None of the ten stories in AI 2041 seems destined to win any literary awards. They’re translated from Chinese and may have lost something in the process. But a more likely explanation for the stories’ lack of appeal seems to be that Lee and Chen devised them to prove a series of points. And that’s always a perilous undertaking in fiction.
However, Kai-Fu Lee’s commentaries that appear at the conclusion of each story are compelling. They give the book heft and substance. And they reflect the same discerning mind he displayed in his superb earlier book, AI Superpowers: China, Silicon Valley, and the New World Order.
Is the singularity twenty years down the line?
Many scientists involved in AI research have speculated—some have even claimed with certainty—that before the middle of this century we will witness the emergence of Artificial General Intelligence (AGI). That’s the point at which, they assert, machines will overtake human intelligence, a phenomenon they term the singularity. Kai-Fu Lee makes his position clear: “I don’t believe it will happen by 2041. There are many challenges that we have not made much progress on or even understood, such as how to model creativity, strategic thinking, reasoning, counter-factual thinking, emotions, and consciousness.”
About the authors
Taiwanese computer scientist, businessman, and author Kai-Fu Lee was born in 1961. He attended high school in the United States and followed that with degrees from Columbia and Carnegie-Mellon Universities. For his PhD thesis at Carnegie Mellon, he developed an innovative speech recognition program. He has worked for Apple, Google, and Microsoft, among other firms. In addition to AI 2041 and AI Superpowers, he has written seven nonfiction books published in China. Lee currently lives in Beijing.

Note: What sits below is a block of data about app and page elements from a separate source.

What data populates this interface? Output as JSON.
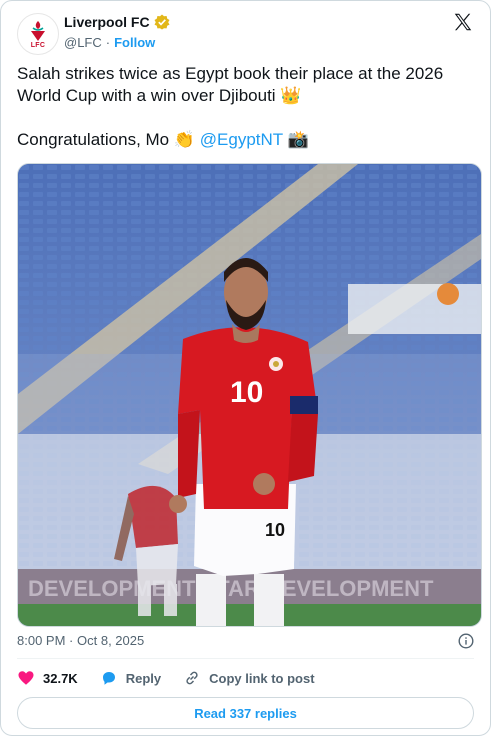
{
  "author": {
    "name": "Liverpool FC",
    "handle": "@LFC",
    "separator": "·",
    "follow_label": "Follow",
    "verified_icon": "gold-verified-badge",
    "avatar_icon": "lfc-crest",
    "avatar_text": "LFC"
  },
  "platform_icon": "x-logo",
  "tweet": {
    "line1": "Salah strikes twice as Egypt book their place at the 2026 World Cup with a win over Djibouti",
    "line1_emoji": "👑",
    "line2_prefix": "Congratulations, Mo",
    "clap_emoji": "👏",
    "mention": "@EgyptNT",
    "camera_emoji": "📸"
  },
  "media": {
    "shirt_number": "10",
    "shorts_number": "10",
    "board_text": "DEVELOPMENT   STAR DEVELOPMENT"
  },
  "meta": {
    "time": "8:00 PM",
    "separator": "·",
    "date": "Oct 8, 2025",
    "info_icon": "info-icon"
  },
  "actions": {
    "likes": "32.7K",
    "reply": "Reply",
    "copy_link": "Copy link to post"
  },
  "read_replies": "Read 337 replies",
  "colors": {
    "accent": "#1d9bf0",
    "heart": "#f91880",
    "muted": "#536471",
    "text": "#0f1419",
    "lfc_red": "#c8102e"
  }
}
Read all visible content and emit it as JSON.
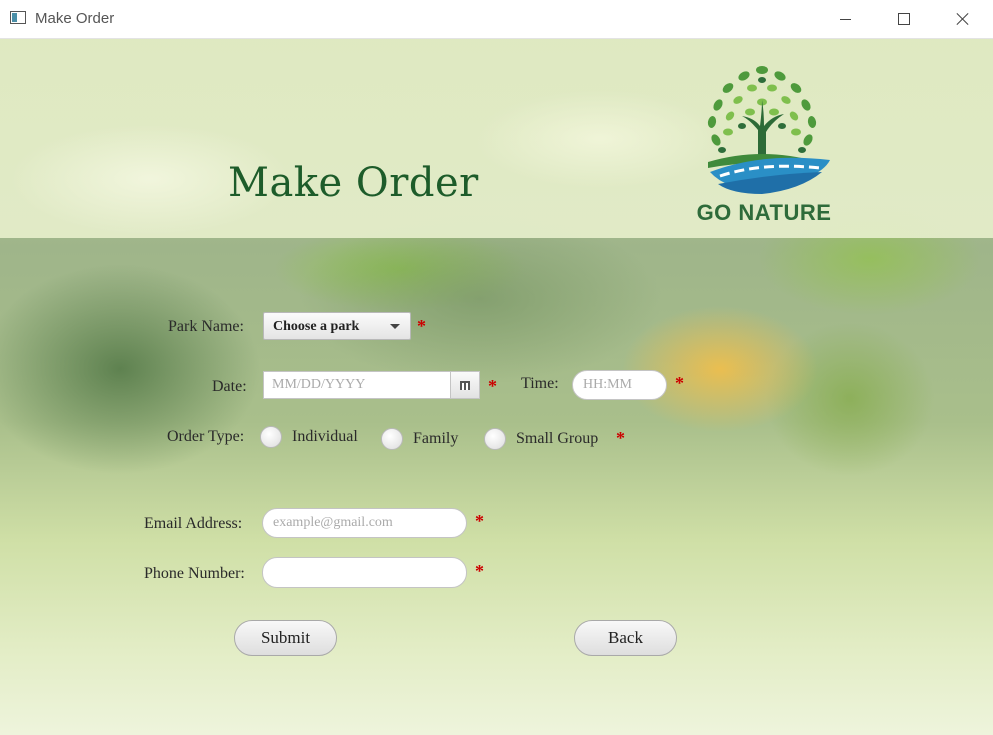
{
  "window": {
    "title": "Make Order"
  },
  "header": {
    "title": "Make Order",
    "logo_text": "GO NATURE"
  },
  "form": {
    "park": {
      "label": "Park Name:",
      "selected": "Choose a park"
    },
    "date": {
      "label": "Date:",
      "placeholder": "MM/DD/YYYY"
    },
    "time": {
      "label": "Time:",
      "placeholder": "HH:MM"
    },
    "order_type": {
      "label": "Order Type:",
      "options": [
        "Individual",
        "Family",
        "Small Group"
      ]
    },
    "email": {
      "label": "Email Address:",
      "placeholder": "example@gmail.com"
    },
    "phone": {
      "label": "Phone Number:",
      "value": ""
    },
    "required_mark": "*"
  },
  "buttons": {
    "submit": "Submit",
    "back": "Back"
  },
  "colors": {
    "title_green": "#1d5c2a",
    "required_red": "#cc0000"
  }
}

Chen Qiufan is an award-winning Chinese science fiction author, columnist, and scriptwriter. He has written one novel and a number of short stories published in Chinese as well as collaborating with Kai-Fu Lee on AI 2041. The two met years earlier when both worked at Google. Chen has won twelve Nebula Awards for Science Fiction and Fantasy in Chinese.
For more reading
Be sure to check out Kai-Fu Lee’s earlier book, AI Superpowers: China, Silicon Valley, and the New World Order (The best book about artificial intelligence I’ve read so far).
You might also be interested in:
- 30 good books about artificial intelligence reviewed here
- 20 good nonfiction books about the future (plus lots of science fiction)
- 5 best books about Silicon Valley
- 10 best books about innovation
And you can always find my most popular reviews, and the most recent ones, plus a guide to this whole site, on the Home Page.